Tips: Labelling elements and appropriate granularity
You need to be as specific as possible whilst also being concise. Your finished map will contain many elements and you will want to read the element labels whilst viewing the shape of the map (or at least a portion of it). You can increase the font size from the default and make it bold, but you still need to keep the element label short and snappy.
Having said that, it will help you, both in the process of mapping and later using your map, if you can specify what is happening and by and /or to whom.
Here are some examples of good labels for a fictional permaculture organisation called GoodEarth Centre:
- GoodEarth Centre produces local organic seeds.
- GoodEarth Centre trains Key Farmers to produce seed.
- GoodEarth Centre distributes their seed varieties to Key Farmers.
- Key Farmers produce local organic seed.
- Key Farmers sell their seed to local famers.
Activity: How would you improve the following element labels?
- Produce compost.
- ABC Project trains farmers.
- The group adopts the practices that they were taught on the training course held by the project at the community centre in May 2021.
- Who produces compost?
- What were the farmers trained in?
- Some info missing and some irrelevant info detail provided (for Change Pathways) . Too long for a label. You could put some of this detail in the profile sidebar.
WARNING! When relabelling an element in Kumu, make sure that you do not have any other elements selected and are not in Focus mode. Otherwise you will accidentally relabel all of the selected elements at once to the same name!
Granularity of elements
To make your Change Pathways Map useful, you need to include enough detail, but not too much. We don’t want leaps between elements, nor do we want minute detail. We are looking for the next logical step.

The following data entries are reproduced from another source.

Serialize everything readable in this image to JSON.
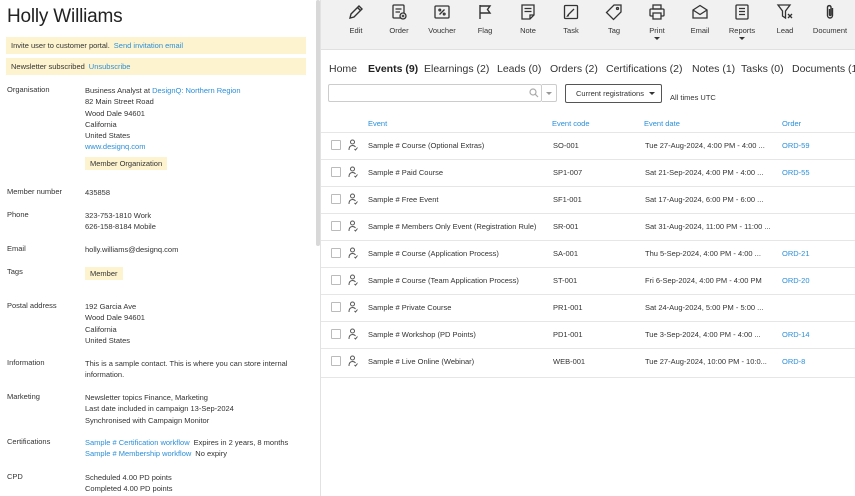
{
  "contact": {
    "name": "Holly Williams",
    "notices": {
      "portal": {
        "text": "Invite user to customer portal.",
        "link": "Send invitation email"
      },
      "newsletter": {
        "text": "Newsletter subscribed",
        "link": "Unsubscribe"
      }
    },
    "organisation": {
      "label": "Organisation",
      "role_prefix": "Business Analyst at",
      "org_link": "DesignQ: Northern Region",
      "street": "82 Main Street Road",
      "city": "Wood Dale 94601",
      "state": "California",
      "country": "United States",
      "website": "www.designq.com",
      "tag": "Member Organization"
    },
    "member_number": {
      "label": "Member number",
      "value": "435858"
    },
    "phone": {
      "label": "Phone",
      "work": "323-753-1810 Work",
      "mobile": "626-158-8184 Mobile"
    },
    "email": {
      "label": "Email",
      "value": "holly.williams@designq.com"
    },
    "tags": {
      "label": "Tags",
      "value": "Member"
    },
    "postal": {
      "label": "Postal address",
      "street": "192 Garcia Ave",
      "city": "Wood Dale 94601",
      "state": "California",
      "country": "United States"
    },
    "information": {
      "label": "Information",
      "line1": "This is a sample contact. This is where you can store internal",
      "line2": "information."
    },
    "marketing": {
      "label": "Marketing",
      "line1": "Newsletter topics Finance, Marketing",
      "line2": "Last date included in campaign 13-Sep-2024",
      "line3": "Synchronised with Campaign Monitor"
    },
    "certifications": {
      "label": "Certifications",
      "items": [
        {
          "name": "Sample # Certification workflow",
          "status": "Expires in 2 years, 8 months"
        },
        {
          "name": "Sample # Membership workflow",
          "status": "No expiry"
        }
      ]
    },
    "cpd": {
      "label": "CPD",
      "scheduled": "Scheduled 4.00 PD points",
      "completed": "Completed 4.00 PD points"
    }
  },
  "toolbar": {
    "items": [
      {
        "label": "Edit",
        "icon": "pencil-icon"
      },
      {
        "label": "Order",
        "icon": "order-icon"
      },
      {
        "label": "Voucher",
        "icon": "voucher-icon"
      },
      {
        "label": "Flag",
        "icon": "flag-icon"
      },
      {
        "label": "Note",
        "icon": "note-icon"
      },
      {
        "label": "Task",
        "icon": "task-icon"
      },
      {
        "label": "Tag",
        "icon": "tag-icon"
      },
      {
        "label": "Print",
        "icon": "printer-icon"
      },
      {
        "label": "Email",
        "icon": "envelope-icon"
      },
      {
        "label": "Reports",
        "icon": "reports-icon"
      },
      {
        "label": "Lead",
        "icon": "lead-filter-icon"
      },
      {
        "label": "Document",
        "icon": "paperclip-icon"
      }
    ]
  },
  "tabs": [
    "Home",
    "Events (9)",
    "Elearnings (2)",
    "Leads (0)",
    "Orders (2)",
    "Certifications (2)",
    "Notes (1)",
    "Tasks (0)",
    "Documents (1"
  ],
  "filters": {
    "search_placeholder": "",
    "registration_filter": "Current registrations",
    "timezone_note": "All times UTC"
  },
  "table": {
    "columns": [
      "Event",
      "Event code",
      "Event date",
      "Order"
    ],
    "rows": [
      {
        "event": "Sample # Course (Optional Extras)",
        "code": "SO-001",
        "date": "Tue 27-Aug-2024, 4:00 PM - 4:00 ...",
        "order": "ORD-59"
      },
      {
        "event": "Sample # Paid Course",
        "code": "SP1-007",
        "date": "Sat 21-Sep-2024, 4:00 PM - 4:00 ...",
        "order": "ORD-55"
      },
      {
        "event": "Sample # Free Event",
        "code": "SF1-001",
        "date": "Sat 17-Aug-2024, 6:00 PM - 6:00 ...",
        "order": ""
      },
      {
        "event": "Sample # Members Only Event (Registration Rule)",
        "code": "SR-001",
        "date": "Sat 31-Aug-2024, 11:00 PM - 11:00 ...",
        "order": ""
      },
      {
        "event": "Sample # Course (Application Process)",
        "code": "SA-001",
        "date": "Thu 5-Sep-2024, 4:00 PM - 4:00 ...",
        "order": "ORD-21"
      },
      {
        "event": "Sample # Course (Team Application Process)",
        "code": "ST-001",
        "date": "Fri 6-Sep-2024, 4:00 PM - 4:00 PM",
        "order": "ORD-20"
      },
      {
        "event": "Sample # Private Course",
        "code": "PR1-001",
        "date": "Sat 24-Aug-2024, 5:00 PM - 5:00 ...",
        "order": ""
      },
      {
        "event": "Sample # Workshop (PD Points)",
        "code": "PD1-001",
        "date": "Tue 3-Sep-2024, 4:00 PM - 4:00 ...",
        "order": "ORD-14"
      },
      {
        "event": "Sample # Live Online (Webinar)",
        "code": "WEB-001",
        "date": "Tue 27-Aug-2024, 10:00 PM - 10:0...",
        "order": "ORD-8"
      }
    ]
  },
  "colors": {
    "accent": "#2a8fd8",
    "highlight": "#fdf3cf",
    "toolbar_bg": "#f1f1f1"
  }
}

You want the elements to step through the project so as to explain what happens without missing out stages or consequences (e.g. Project runs training, –>People’s livelihoods are improved, seems to miss out some stages) . On the other hand, you do not want to describe every single thing that is done by everyone (e.g. Farmer picks up a hoe –> Farmer digs a hole –> Farmer plants a plant, is probably too detailed for most projects). Finding the right balance for your project is often a case of trial and error. Start mapping and keep questioning yourself as you go along.

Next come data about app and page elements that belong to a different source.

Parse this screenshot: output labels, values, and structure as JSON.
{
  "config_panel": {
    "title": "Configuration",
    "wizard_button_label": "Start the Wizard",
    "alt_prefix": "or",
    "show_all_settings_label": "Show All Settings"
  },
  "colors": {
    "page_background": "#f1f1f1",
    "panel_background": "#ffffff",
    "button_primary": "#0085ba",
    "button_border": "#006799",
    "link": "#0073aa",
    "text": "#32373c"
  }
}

Looking at pairs of elements (one following the other) and asking yourself the following question can be helpful:
Does anything else need to happen in between these two steps?

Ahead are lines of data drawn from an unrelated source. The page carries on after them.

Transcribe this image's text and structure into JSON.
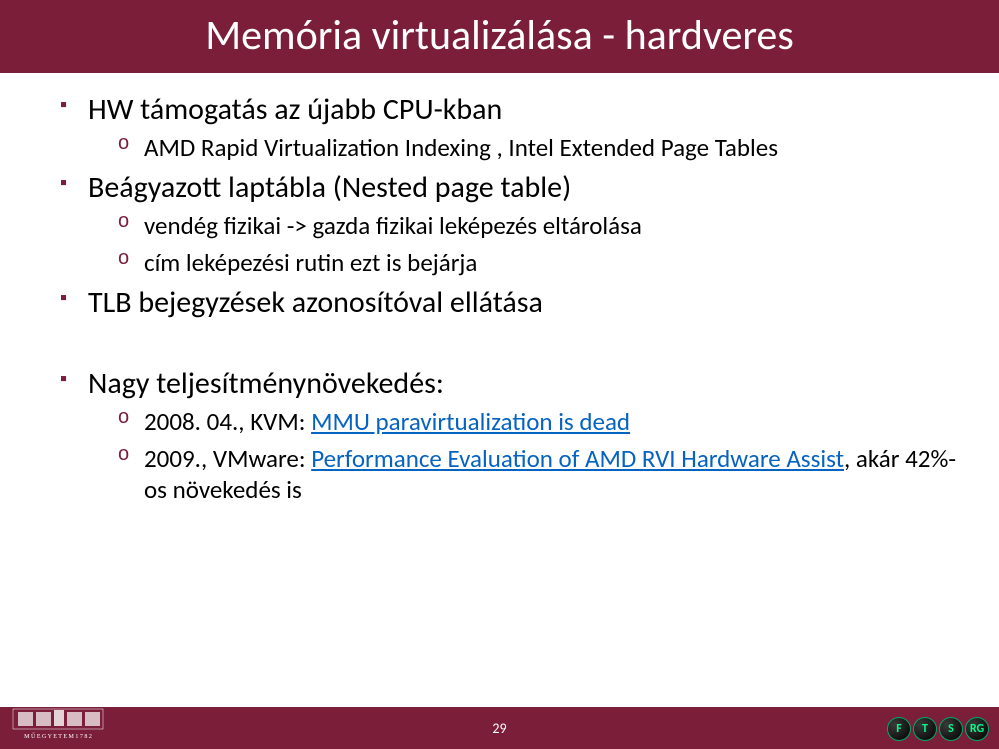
{
  "header": {
    "title": "Memória virtualizálása - hardveres"
  },
  "content": {
    "items": [
      {
        "text": "HW támogatás az újabb CPU-kban",
        "subitems": [
          {
            "text": "AMD Rapid Virtualization Indexing , Intel Extended Page Tables"
          }
        ]
      },
      {
        "text": "Beágyazott laptábla (Nested page table)",
        "subitems": [
          {
            "text": "vendég fizikai -> gazda fizikai leképezés eltárolása"
          },
          {
            "text": "cím leképezési rutin ezt is bejárja"
          }
        ]
      },
      {
        "text": "TLB bejegyzések azonosítóval ellátása",
        "subitems": []
      },
      {
        "text": "Nagy teljesítménynövekedés:",
        "subitems": [
          {
            "prefix": "2008. 04., KVM: ",
            "link": "MMU paravirtualization is dead",
            "suffix": ""
          },
          {
            "prefix": "2009., VMware: ",
            "link": "Performance Evaluation of AMD RVI Hardware Assist",
            "suffix": ", akár 42%-os növekedés is"
          }
        ]
      }
    ]
  },
  "footer": {
    "page": "29",
    "badges": [
      "F",
      "T",
      "S",
      "RG"
    ]
  }
}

If the answer is yes, try mapping it.
You are trying to reach a point where your map explains your project enough so that someone outside can understand what happens (and why), and ultimately so that you can decide which parts of the project you want or need to measure to assess the project’s impact.
Try looking at the maps produced by other projects. It varies by project, but to give an indication, the number of elements in a chain from activity to impact for the real project maps presented in this course ranges from 6 steps to 18 steps, with most threads containing 9-13 steps (elements) from activity to impact.